The SSPARS ballistic missile-defense radar provides U.S. Strategic Command (USSTRATCOM) at Offutt Air Force Base near Omaha, Neb., with warning and attack-assessment information on all intercontinental ballistic missiles (ICBMs) launched throughout the world that might be headed for U.S. territory.
The system also helps warn USSTRATCOM and NATO authorities of submarine- and sea-launched ballistic missile (SLBM) attacks and provides data to help evaluate the severity of ballistic missile attacks.
A sister system -- the Perimeter Acquisition Radar Attack Characterization System (PARCS) is a large radar installation in North Dakota that provides ballistic missile warning and attack assessment, as well as space surveillance data to the North American Aerospace Defense Command (NORAD) at Peterson Space Force Base, Colo., as well as to USSTRATCOM and regional combatant commanders.
The Long Range Discrimination Radar (LRDR) in Alaska is part of the U.S. Ground-Based Midcourse Defense anti-ballistic missile system.
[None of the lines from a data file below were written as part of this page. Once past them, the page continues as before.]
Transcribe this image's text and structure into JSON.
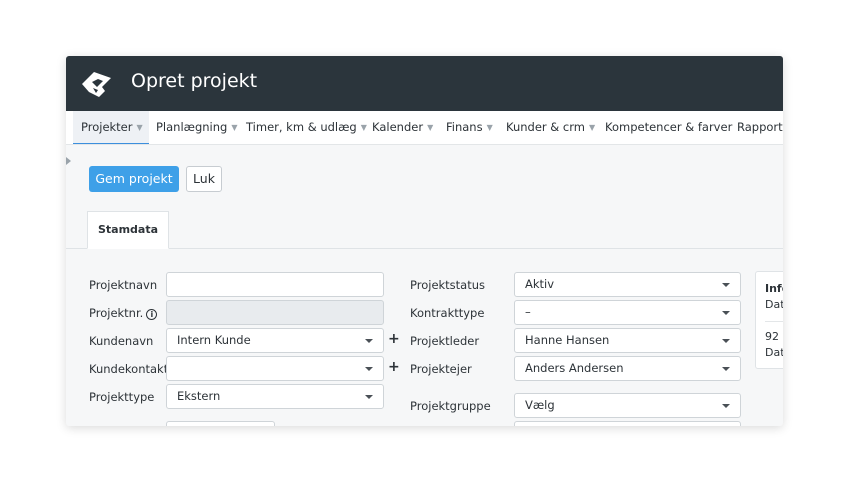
{
  "header": {
    "title": "Opret projekt"
  },
  "nav": {
    "items": [
      {
        "label": "Projekter",
        "chevron": true,
        "active": true
      },
      {
        "label": "Planlægning",
        "chevron": true
      },
      {
        "label": "Timer, km & udlæg",
        "chevron": true
      },
      {
        "label": "Kalender",
        "chevron": true
      },
      {
        "label": "Finans",
        "chevron": true
      },
      {
        "label": "Kunder & crm",
        "chevron": true
      },
      {
        "label": "Kompetencer & farver",
        "chevron": false
      },
      {
        "label": "Rapporte",
        "chevron": false
      }
    ]
  },
  "toolbar": {
    "save_label": "Gem projekt",
    "close_label": "Luk"
  },
  "tabs": [
    {
      "label": "Stamdata",
      "active": true
    }
  ],
  "form": {
    "left": {
      "projektnavn": {
        "label": "Projektnavn",
        "value": ""
      },
      "projektnr": {
        "label": "Projektnr.",
        "value": ""
      },
      "kundenavn": {
        "label": "Kundenavn",
        "value": "Intern Kunde"
      },
      "kundekontakt": {
        "label": "Kundekontakt",
        "value": ""
      },
      "projekttype": {
        "label": "Projekttype",
        "value": "Ekstern"
      }
    },
    "right": {
      "projektstatus": {
        "label": "Projektstatus",
        "value": "Aktiv"
      },
      "kontrakttype": {
        "label": "Kontrakttype",
        "value": "–"
      },
      "projektleder": {
        "label": "Projektleder",
        "value": "Hanne Hansen"
      },
      "projektejer": {
        "label": "Projektejer",
        "value": "Anders Andersen"
      },
      "projektgruppe": {
        "label": "Projektgruppe",
        "value": "Vælg"
      }
    }
  },
  "info_panel": {
    "title": "Info",
    "line1": "Dat",
    "number": "92",
    "line2": "Dat"
  },
  "icons": {
    "logo": "logo-icon",
    "plus": "plus-icon",
    "info": "info-icon",
    "chevron": "chevron-down-icon",
    "caret": "caret-down-icon"
  },
  "colors": {
    "header_bg": "#2b353c",
    "primary": "#3ea0e8",
    "active_tab_border": "#3c8fdd"
  }
}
LRDR is a gallium nitride (GaN)-based, solid-state active electronically scanned array (AESA) early-warning radar.
LRDR consists of individual solid state radar blocks that can combine to scale-up the size of the radar. Each of the system's AESA radar faces are 60 feet high by 60 feet wide that provide a 220-degree field of view.
On this order InDyne will do the work at Clear Space Force Station, Alaska, and should be finished by October 2026. For more information contact InDyne Inc. online at www.indyneinc.com, or Space Force Space Operations Command at www.spoc.spaceforce.mil.